Watching `the Harry Potter movies on television last week reminded me of two things: 1) that ABC Family has far too many commercials, mostly for their own shows, and 2) that friendship is what makes Rowling’s characters endure.
There are plenty of other traits that suggest Harry Potter will remain a classic. The books are clever and playful, and the movies by and large capture that spirit. They also have plenty to say about the universal struggle of good versus evil, told in a way that makes the evil both understandable and painfully close to home.
But to me, these things are icing. What really makes the cake is the family of friends that come together to meet the challenge—and not just for the sake of the quest to defeat the Dark Lord. The characters unite first and foremost not as colleagues, but as friends. They act bravely and selflessly on each other’s behalf, often offering up their lives to save one another.
Fantasy? Well, yes, if you’re talking about flying cars and walloping willows. But not if you’re talking about that level of committed friendship. Just because people usually don’t act that way toward each other doesn’t mean that they never do, or that such all-encompassing friendship is any less beautiful when it happens.
As children, we learn how to make friends. As we grow older, we learn the give and take necessary to keep them. When we finally reach adulthood, however, many of us lose sight of how important friendship is, busy as we are with establishing our place in this world and accumulating the necessary trophies to prove that establishment.
But friendship is a precious gift, a love that we need and that no other relationship can satisfy. Even Jesus needed friends. According to John’s gospel, the primary reason he offered up his life was for his friends.
Recently, I discovered that my MBTI personality profile aligns with Ron Weasley. Fitting, I suppose, given my red hair and freckles. But I hope we share the more meaningful traits—loyalty, determination, love—that make Ron one of Harry Potter’s closest companions.

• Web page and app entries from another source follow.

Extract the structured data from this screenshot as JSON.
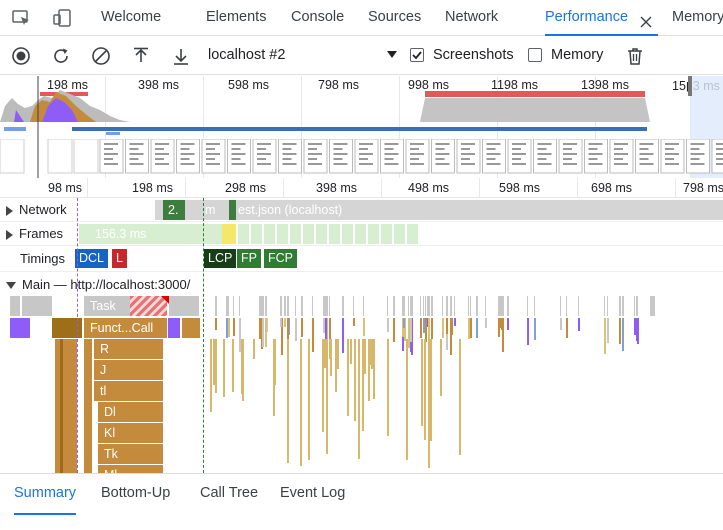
{
  "tabbar": {
    "tabs": [
      {
        "label": "Welcome"
      },
      {
        "label": "Elements"
      },
      {
        "label": "Console"
      },
      {
        "label": "Sources"
      },
      {
        "label": "Network"
      },
      {
        "label": "Performance",
        "active": true
      },
      {
        "label": "Memory"
      }
    ]
  },
  "toolbar": {
    "profile_name": "localhost #2",
    "screenshots_label": "Screenshots",
    "screenshots_checked": true,
    "memory_label": "Memory",
    "memory_checked": false
  },
  "overview": {
    "ticks": [
      "198 ms",
      "398 ms",
      "598 ms",
      "798 ms",
      "998 ms",
      "1198 ms",
      "1398 ms",
      "15▮3 ms"
    ]
  },
  "ruler": {
    "ticks": [
      "98 ms",
      "198 ms",
      "298 ms",
      "398 ms",
      "498 ms",
      "598 ms",
      "698 ms",
      "798 ms"
    ]
  },
  "tracks": {
    "network_label": "Network",
    "network_items": [
      "2.",
      "m",
      "est.json (localhost)"
    ],
    "frames_label": "Frames",
    "frame_time": "156.3 ms",
    "timings_label": "Timings",
    "timing_markers": [
      "DCL",
      "L",
      "LCP",
      "FP",
      "FCP"
    ],
    "main_label": "Main — http://localhost:3000/",
    "flame": [
      "Task",
      "Funct...Call",
      "R",
      "J",
      "tl",
      "Dl",
      "Kl",
      "Tk",
      "Ml"
    ]
  },
  "colors": {
    "accent": "#1a73e8",
    "dcl": "#1565c0",
    "load": "#c62828",
    "lcp": "#1b5e20",
    "fp": "#2e7d32",
    "fcp": "#2e7d32",
    "scripting": "#c58b3c",
    "task": "#c7c7c7"
  },
  "bottom_tabs": [
    {
      "label": "Summary",
      "active": true
    },
    {
      "label": "Bottom-Up"
    },
    {
      "label": "Call Tree"
    },
    {
      "label": "Event Log"
    }
  ]
}
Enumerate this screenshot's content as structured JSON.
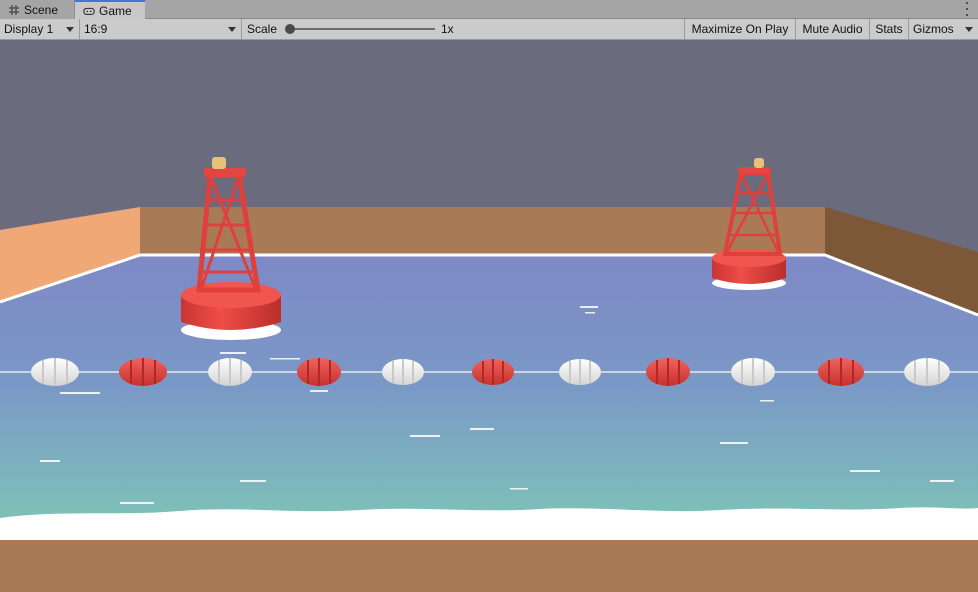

So today, I’m trying to remember to be a Weasley, at least in the most important aspects. I’m remembering the friends who have stood beside me, hoping I can be such a friend to others, and trusting that those relationships matter more than anything I might achieve or accrue.